Your output should reproduce each entry exactly, with none of its pictures.

[Opening The input section]

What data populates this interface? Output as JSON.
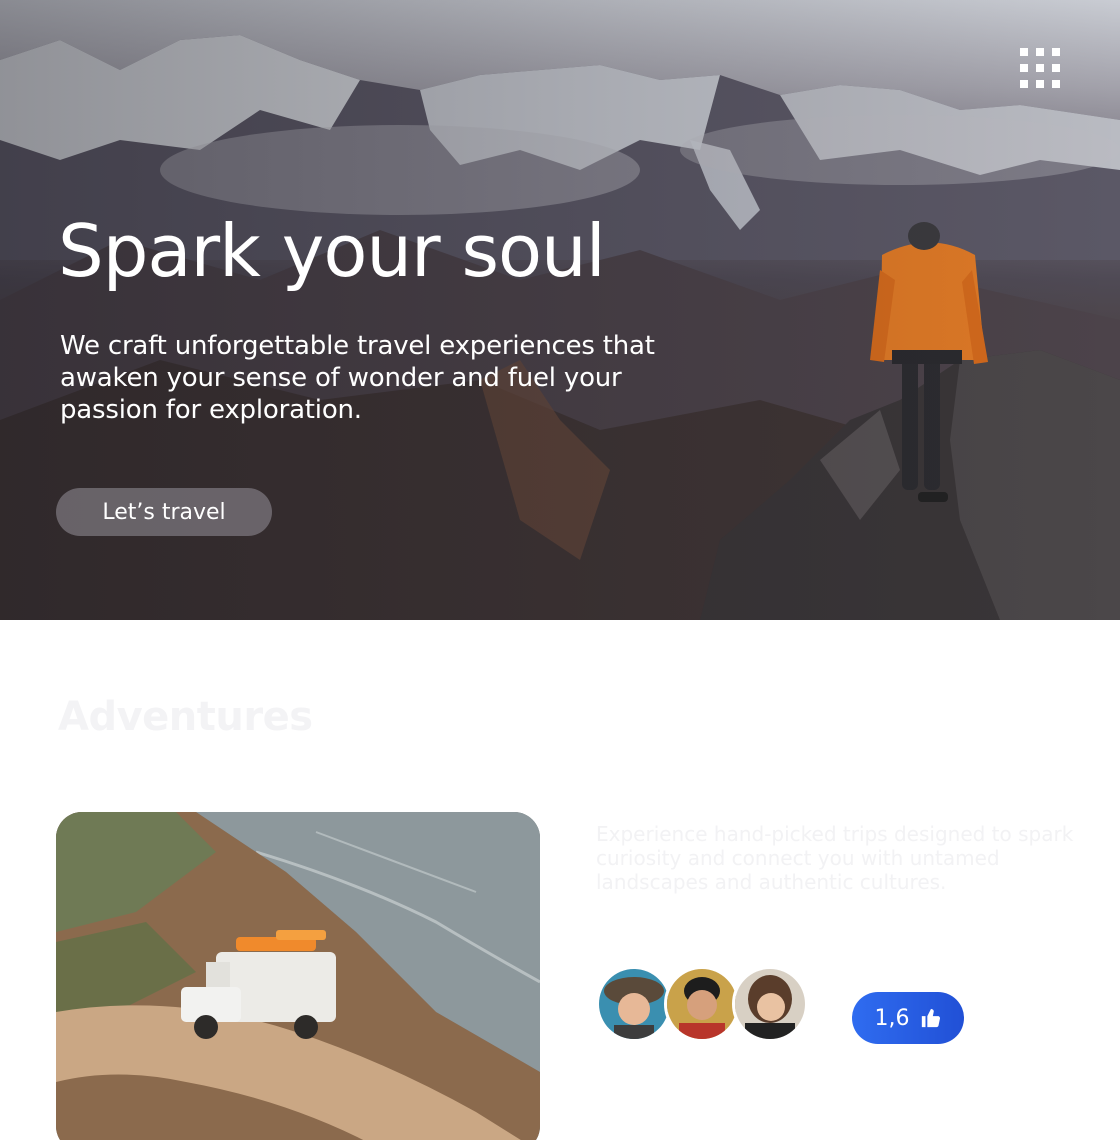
{
  "hero": {
    "title": "Spark your soul",
    "subtitle": "We craft unforgettable travel experiences that awaken your sense of wonder and fuel your passion for exploration.",
    "cta_label": "Let’s travel",
    "menu_icon": "grid-menu-icon"
  },
  "section": {
    "title": "Adventures",
    "description": "Experience hand-picked trips designed to spark curiosity and connect you with untamed landscapes and authentic cultures.",
    "likes": "1,6",
    "like_icon": "thumbs-up-icon",
    "accent_color": "#2f6cf0"
  }
}
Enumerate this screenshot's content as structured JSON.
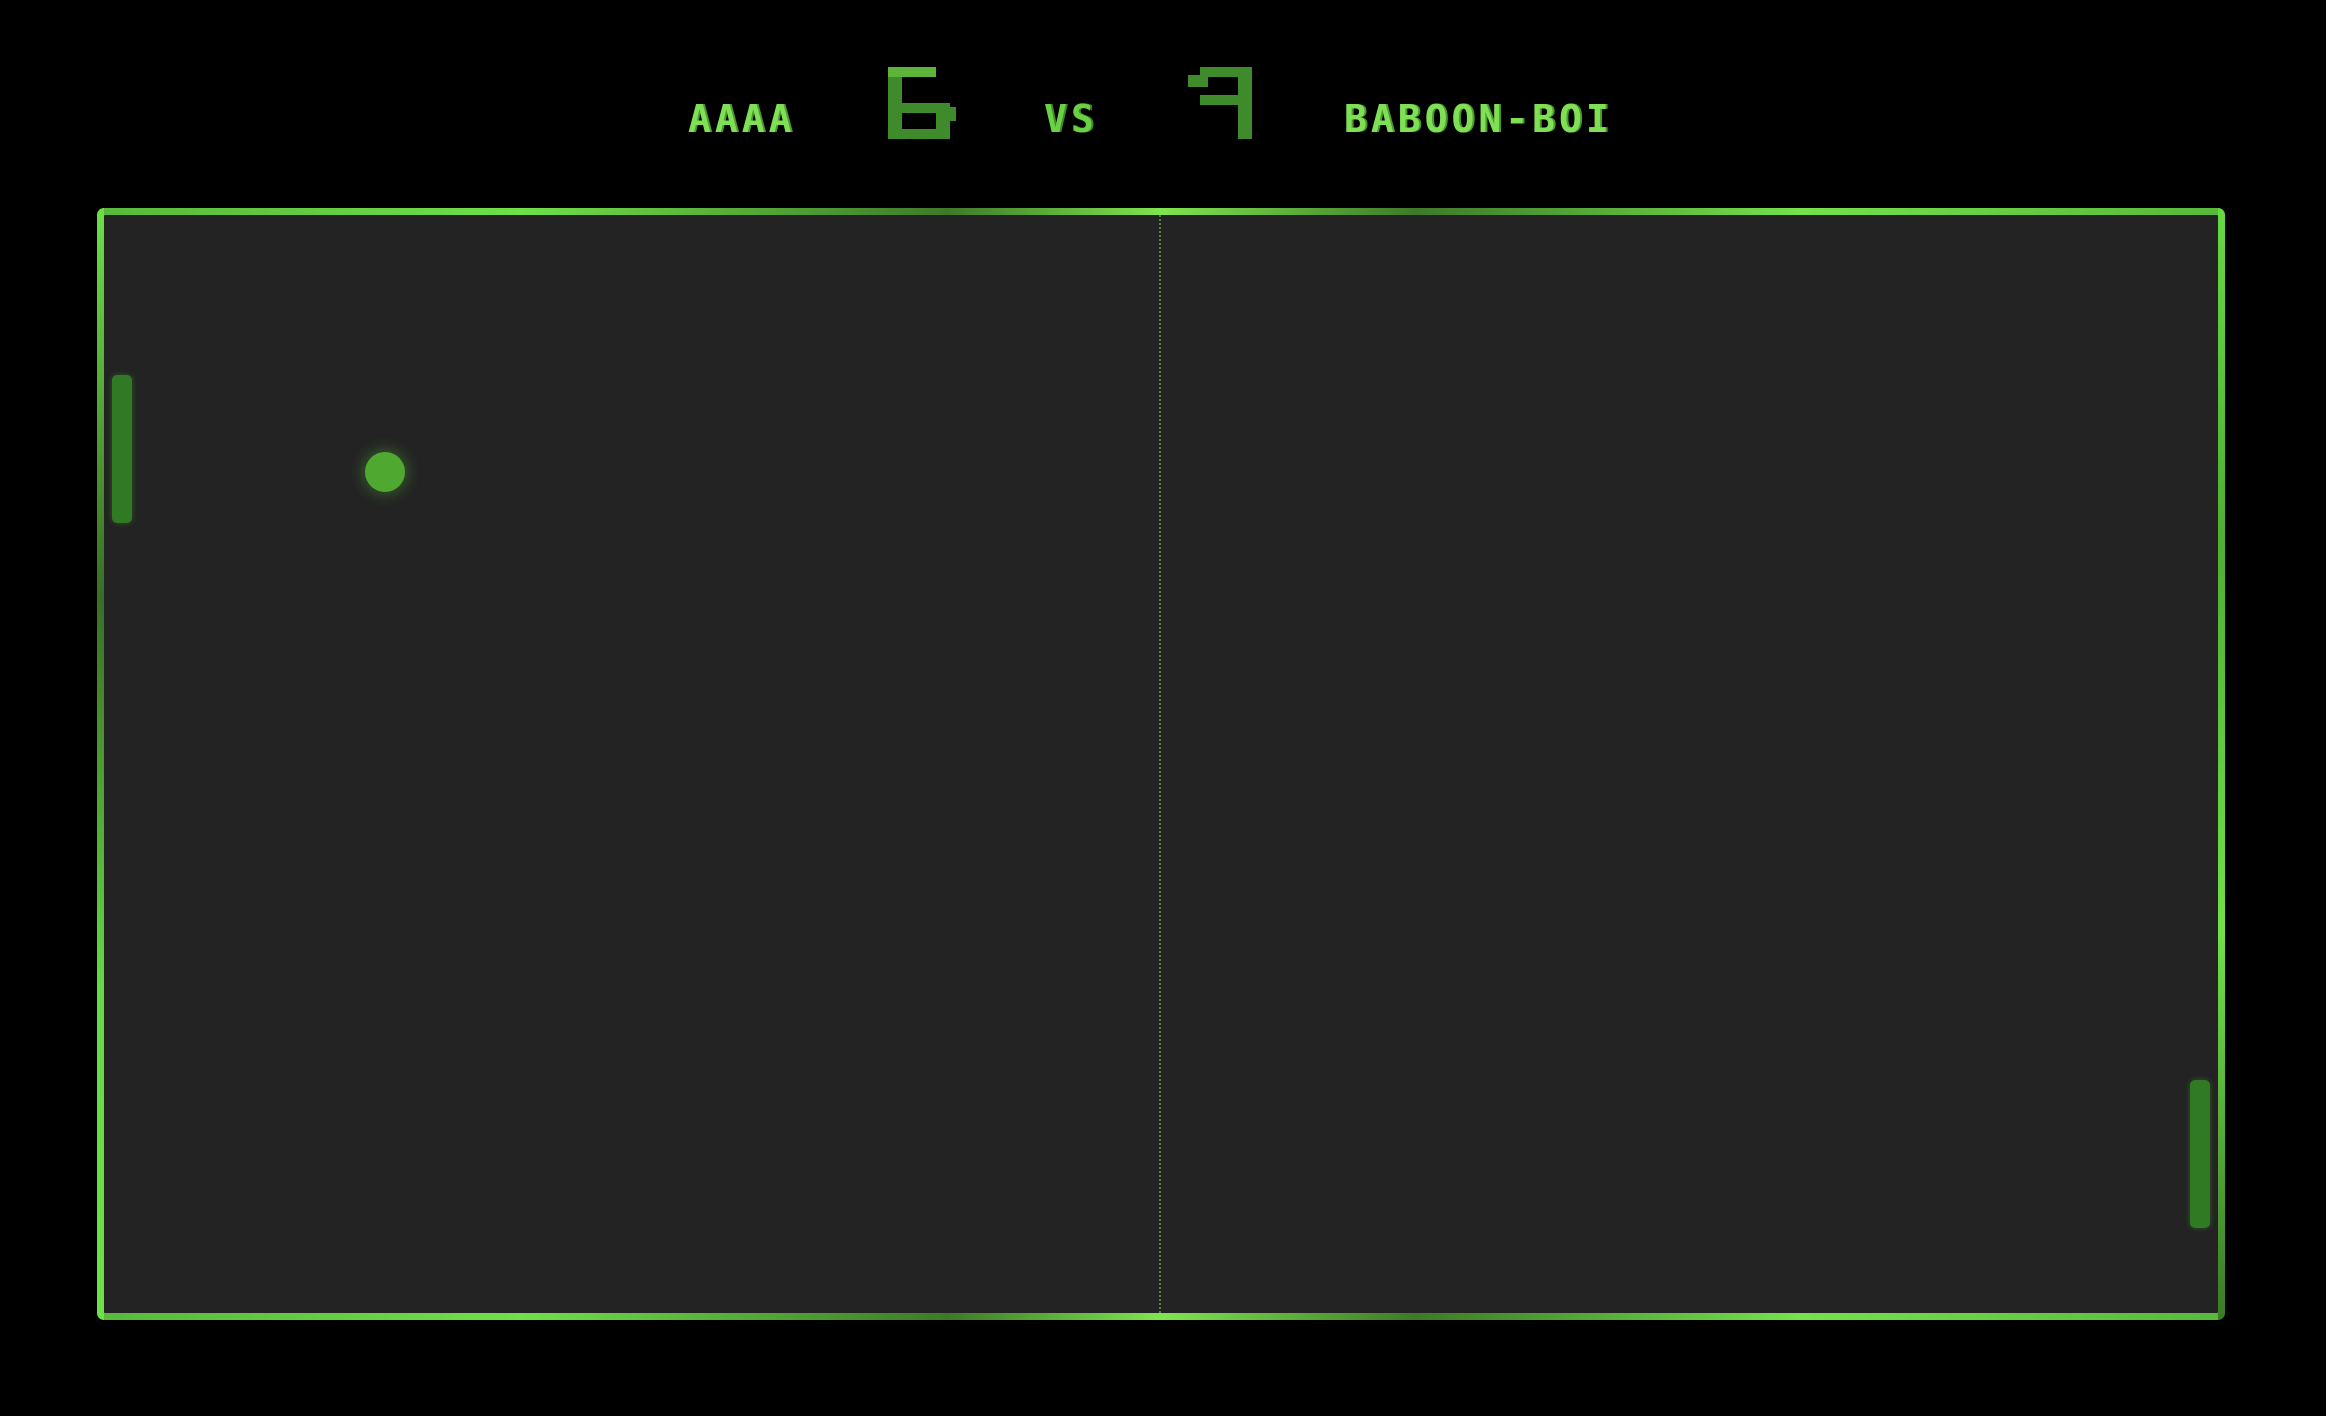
{
  "scoreboard": {
    "player_left": "AAAA",
    "score_left": "6",
    "vs_label": "VS",
    "score_right": "9",
    "player_right": "BABOON-BOI"
  },
  "colors": {
    "background": "#000000",
    "court": "#232323",
    "accent": "#6fe048",
    "paddle": "#2f7a22",
    "ball": "#4fa830"
  }
}
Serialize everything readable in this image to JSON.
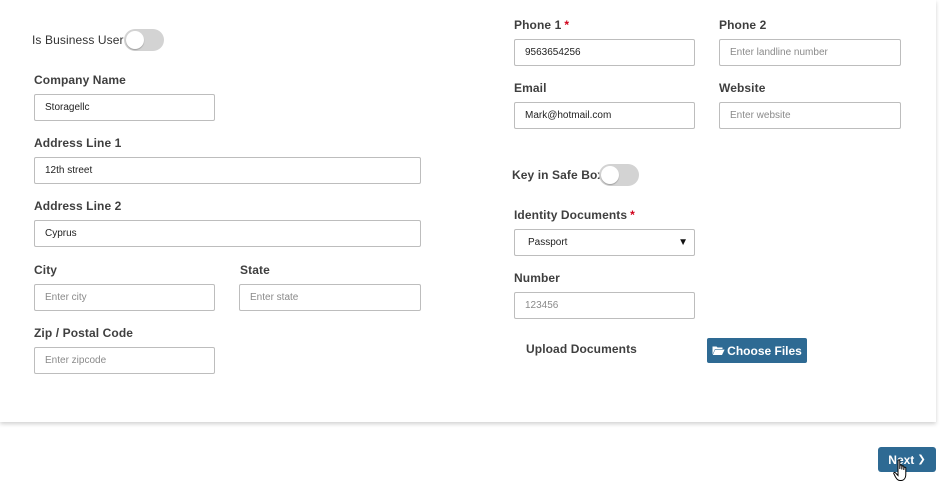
{
  "left": {
    "business_user_label": "Is Business User",
    "company_name": {
      "label": "Company Name",
      "value": "Storagellc",
      "placeholder": ""
    },
    "address1": {
      "label": "Address Line 1",
      "value": "12th street",
      "placeholder": ""
    },
    "address2": {
      "label": "Address Line 2",
      "value": "Cyprus",
      "placeholder": ""
    },
    "city": {
      "label": "City",
      "value": "",
      "placeholder": "Enter city"
    },
    "state": {
      "label": "State",
      "value": "",
      "placeholder": "Enter state"
    },
    "zip": {
      "label": "Zip / Postal Code",
      "value": "",
      "placeholder": "Enter zipcode"
    }
  },
  "right": {
    "phone1": {
      "label": "Phone 1",
      "required_mark": "*",
      "value": "9563654256",
      "placeholder": ""
    },
    "phone2": {
      "label": "Phone 2",
      "value": "",
      "placeholder": "Enter landline number"
    },
    "email": {
      "label": "Email",
      "value": "Mark@hotmail.com",
      "placeholder": ""
    },
    "website": {
      "label": "Website",
      "value": "",
      "placeholder": "Enter website"
    },
    "key_safe_box_label": "Key in Safe Box",
    "identity_documents": {
      "label": "Identity Documents",
      "required_mark": "*",
      "selected": "Passport",
      "arrow": "▼"
    },
    "number": {
      "label": "Number",
      "value": "",
      "placeholder": "123456"
    },
    "upload_label": "Upload Documents",
    "choose_files_label": "Choose Files"
  },
  "footer": {
    "next_label": "Next",
    "next_chevron": "❯"
  },
  "colors": {
    "primary": "#2e6a93",
    "required": "#d0021b",
    "toggle_off": "#d3d3d3"
  }
}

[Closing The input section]

**Expected output:**
What data populates this interface? Output as JSON.
{
  "hero": {
    "title": "Spark your soul",
    "subtitle": "We craft unforgettable travel experiences that awaken your sense of wonder and fuel your passion for exploration.",
    "cta_label": "Let’s travel",
    "menu_icon": "grid-menu-icon"
  },
  "section": {
    "title": "Adventures",
    "description": "Experience hand-picked trips designed to spark curiosity and connect you with untamed landscapes and authentic cultures.",
    "likes": "1,6",
    "like_icon": "thumbs-up-icon",
    "accent_color": "#2f6cf0"
  }
}
Enumerate this screenshot's content as structured JSON.
{
  "scoreboard": {
    "player_left": "AAAA",
    "score_left": "6",
    "vs_label": "VS",
    "score_right": "9",
    "player_right": "BABOON-BOI"
  },
  "colors": {
    "background": "#000000",
    "court": "#232323",
    "accent": "#6fe048",
    "paddle": "#2f7a22",
    "ball": "#4fa830"
  }
}
Serialize everything readable in this image to JSON.
{
  "left": {
    "business_user_label": "Is Business User",
    "company_name": {
      "label": "Company Name",
      "value": "Storagellc",
      "placeholder": ""
    },
    "address1": {
      "label": "Address Line 1",
      "value": "12th street",
      "placeholder": ""
    },
    "address2": {
      "label": "Address Line 2",
      "value": "Cyprus",
      "placeholder": ""
    },
    "city": {
      "label": "City",
      "value": "",
      "placeholder": "Enter city"
    },
    "state": {
      "label": "State",
      "value": "",
      "placeholder": "Enter state"
    },
    "zip": {
      "label": "Zip / Postal Code",
      "value": "",
      "placeholder": "Enter zipcode"
    }
  },
  "right": {
    "phone1": {
      "label": "Phone 1",
      "required_mark": "*",
      "value": "9563654256",
      "placeholder": ""
    },
    "phone2": {
      "label": "Phone 2",
      "value": "",
      "placeholder": "Enter landline number"
    },
    "email": {
      "label": "Email",
      "value": "Mark@hotmail.com",
      "placeholder": ""
    },
    "website": {
      "label": "Website",
      "value": "",
      "placeholder": "Enter website"
    },
    "key_safe_box_label": "Key in Safe Box",
    "identity_documents": {
      "label": "Identity Documents",
      "required_mark": "*",
      "selected": "Passport",
      "arrow": "▼"
    },
    "number": {
      "label": "Number",
      "value": "",
      "placeholder": "123456"
    },
    "upload_label": "Upload Documents",
    "choose_files_label": "Choose Files"
  },
  "footer": {
    "next_label": "Next",
    "next_chevron": "❯"
  },
  "colors": {
    "primary": "#2e6a93",
    "required": "#d0021b",
    "toggle_off": "#d3d3d3"
  }
}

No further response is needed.